From Heaven Above to Earth I Come
There is a great deal of excitement this morning. Today is a bit different as we are celebrating the Eve of Christ’s birth in the morning. The children are excited to speak their memorized Bible verses and hymns. Parents are excited to see their children in the front of church sharing the Savior’s story.
The children are excited because they think that after worship this morning, they’ll have more time to open and then play with their presents. Families are excited that they’ll be able to have more time to go to Grandpa and Grandma’s house this afternoon. You are excited to be able to come back to church this evening to sing all different Christmas hymns and hear a different Christmas message in our candlelight service.
However, in the past, you probably weren’t all that excited to sing Martin Luther’s Christmas hymn, “From Heaven Above to Earth I Come.” My goodness, it has fifteen stanzas! That’s a good eight minutes for just one song!
And yet, when you paid attention to the words of Luther’s hymn, you could hear the excitement of the angel Gabriel in the first five stanzas. “From heav’n above to earth I come To bear good news to ev’ry home; Glad tidings of great joy I bring, Where-of I now will say and sing.” Then the angel goes on to sing about where this Christchild came from and what He came to do.
But, why should the angel be so excited? Everything seemed so ordinary. Mothers have babies all the time. The earthly parents seemed ordinary enough. A peasant girl and a Jewish carpenter from Nazareth. Sure, there is some intrigue with where the family is going to stay since the Bethlehem inn is full. But, they most likely stayed with one of Joseph’s extended family members, in the room off to the side of the house where the cattle, sheep, and donkey would have bedded down for the evening.
This is no ordinary child, as we sang about in stanzas six through fifteen. We joined our voices with those of the shepherds to ask: “Who is this child, so young and fair? It is the Christchild lying there.”
Throughout the remaining stanzas, with excitement we sang how this was no ordinary child. We sang of the contrast between what this Child left in heaven and what He was experiencing on earth. “Welcome to earth, O noble Guest, Through whom the sinful world is blest! You came to share my misery That you might share your joy with me.”
“Ah, Lord, though you created all, How weak you are, so poor and small, That you should choose to lay your head Where lowly cattle lately fed!”
I love the eleventh stanza in the English. It is the very rare hymn that uses the word “stuff” in it. But, you need something to rhyme with “rough.” “Instead of soft and silken stuff You have but hay and straw so rough On which as King, so rich and great, To be enthroned in royal state.”
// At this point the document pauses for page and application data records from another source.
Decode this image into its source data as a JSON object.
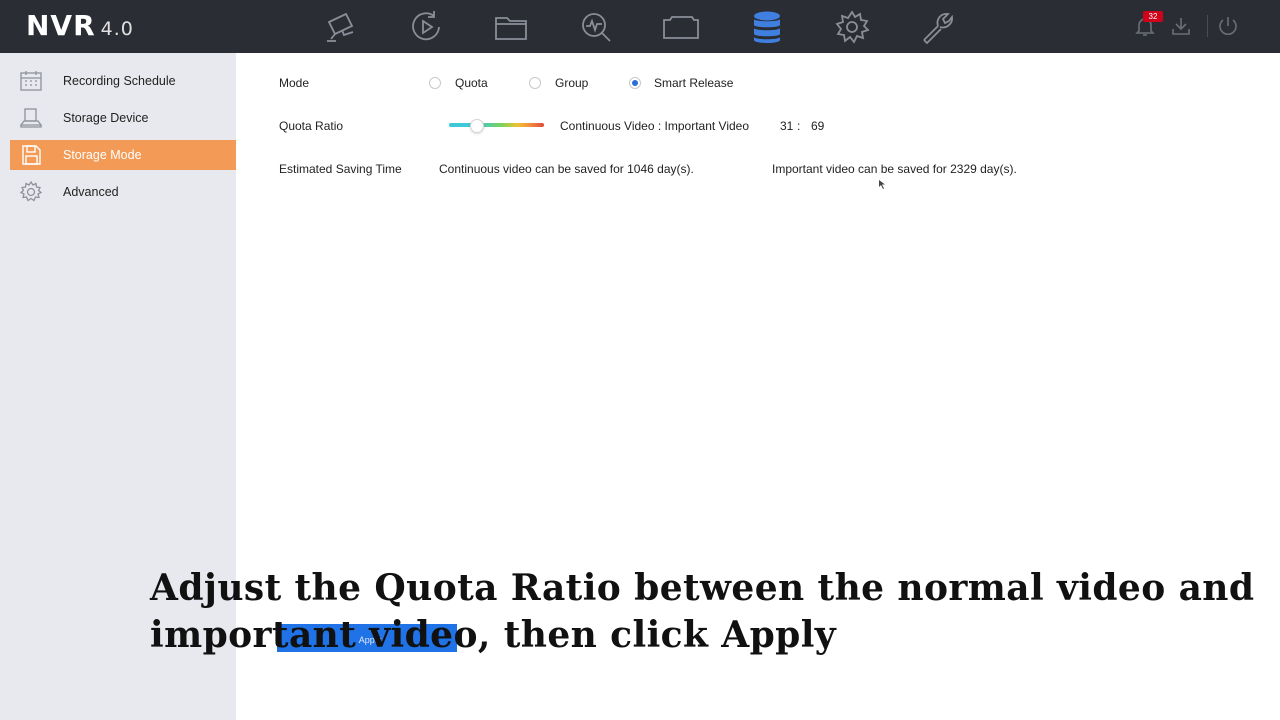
{
  "header": {
    "logo_main": "NVR",
    "logo_version": "4.0",
    "nav_icons": [
      "live-view-camera-icon",
      "playback-icon",
      "file-folder-icon",
      "smart-analysis-icon",
      "video-camera-icon",
      "storage-database-icon",
      "settings-gear-icon",
      "maintenance-wrench-icon"
    ],
    "active_nav": "storage-database-icon",
    "alarm_count": "32"
  },
  "sidebar": {
    "items": [
      {
        "label": "Recording Schedule",
        "icon": "calendar-icon",
        "active": false
      },
      {
        "label": "Storage Device",
        "icon": "hard-disk-icon",
        "active": false
      },
      {
        "label": "Storage Mode",
        "icon": "save-disk-icon",
        "active": true
      },
      {
        "label": "Advanced",
        "icon": "gear-icon",
        "active": false
      }
    ]
  },
  "main": {
    "mode": {
      "label": "Mode",
      "options": [
        {
          "label": "Quota",
          "checked": false
        },
        {
          "label": "Group",
          "checked": false
        },
        {
          "label": "Smart Release",
          "checked": true
        }
      ]
    },
    "quota_ratio": {
      "label": "Quota Ratio",
      "slider_value_percent": 31,
      "ratio_label": "Continuous Video : Important Video",
      "continuous": "31",
      "colon": ":",
      "important": "69"
    },
    "saving_time": {
      "label": "Estimated Saving Time",
      "continuous_text": "Continuous video can be saved for 1046 day(s).",
      "important_text": "Important video can be saved for 2329 day(s)."
    },
    "apply_label": "Apply"
  },
  "overlay": {
    "caption_line1": "Adjust the Quota Ratio between the normal video and",
    "caption_line2": "important video, then click Apply"
  },
  "colors": {
    "topbar": "#2b2d35",
    "sidebar": "#e8e9ee",
    "active_item": "#f29a56",
    "active_nav": "#3f7fe0",
    "radio_checked": "#2a6fd6",
    "highlight": "#1f73e6"
  }
}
There is excitement in both Luke’s Gospel and Luther’s hymn. Gabriel is excited to come from heaven above to earth to proclaim the birth of this Child to Mary. The heavenly angels are excited to sing “Glory to God in the highest” to this extraordinary Child. The shepherds are excited to leave their field to run and worship this Child in the manger.
What made the ordinary so extraordinary? Why all the excitement? God became one of us to rescue all of us. To provide the perfect life that was demanded as payment for sin, God required a perfect human being. The Bible explains, “For this reason, [Jesus] had to become like his brothers in every way, in order that he would be a merciful and faithful high priest in the things pertaining to God, so that he could pay for the sins of the people” (Hebrews 2:17).
No wonder everyone was so excited! This special baby, sent from heaven by God, came to “free those who all their lives were held in slavery by their fear of death” (Hebrews 2:15). This baby has changed who we are. We used to be mortal, subject to death. Now, we no longer fear death. Death is just the evening here on earth that flows into the bright new morning in heaven.
This baby came to share our misery as He grew up to be scorned, to suffer, and to die. He allowed this to happen to Him so that we might receive joy, comfort, and resurrection.
The shepherds and angels are so excited because this baby did not come to be like us. He came to be one of us!
Marvel with the angels and shepherds at the miracle of the incarnation of Jesus: “Since the children have flesh and blood, he too shared in their humanity” (Hebrews 2:14). Hidden within the ordinary is that which is beyond extraordinary! Christ left His golden throne to be laid in a cattle trough, so that we might be gathered one day around His golden throne. Christ left the praise of the saints and angels in heaven so that he would be surrounded by smelly animals, dirty shepherds, and an unwed couple, so that we might surround Him one day with the saints and angels.
Christ shared our humanity so that He could keep the Law perfectly and then give that perfection to cover our imperfection. Christ shared our humanity so that He could suffer hell in our place and then give us heaven instead. Christ shared our humanity so that God could die. It is through the God-Man’s death and resurrection that we are rescued from death and saved for eternity.
That’s why we are so excited this morning! What we are celebrating this morning is anything but ordinary!
Excited enough to sing stanzas fourteen and fifteen: “My heart for very joy must leap; My lips no more can silence keep. I, too, must sing with joyful tongue That sweetest ancient cradle song: Glory to God in highest heaven, Who unto us his Son has given! While angels sing with pious mirth A glad new year to all the earth.” Amen.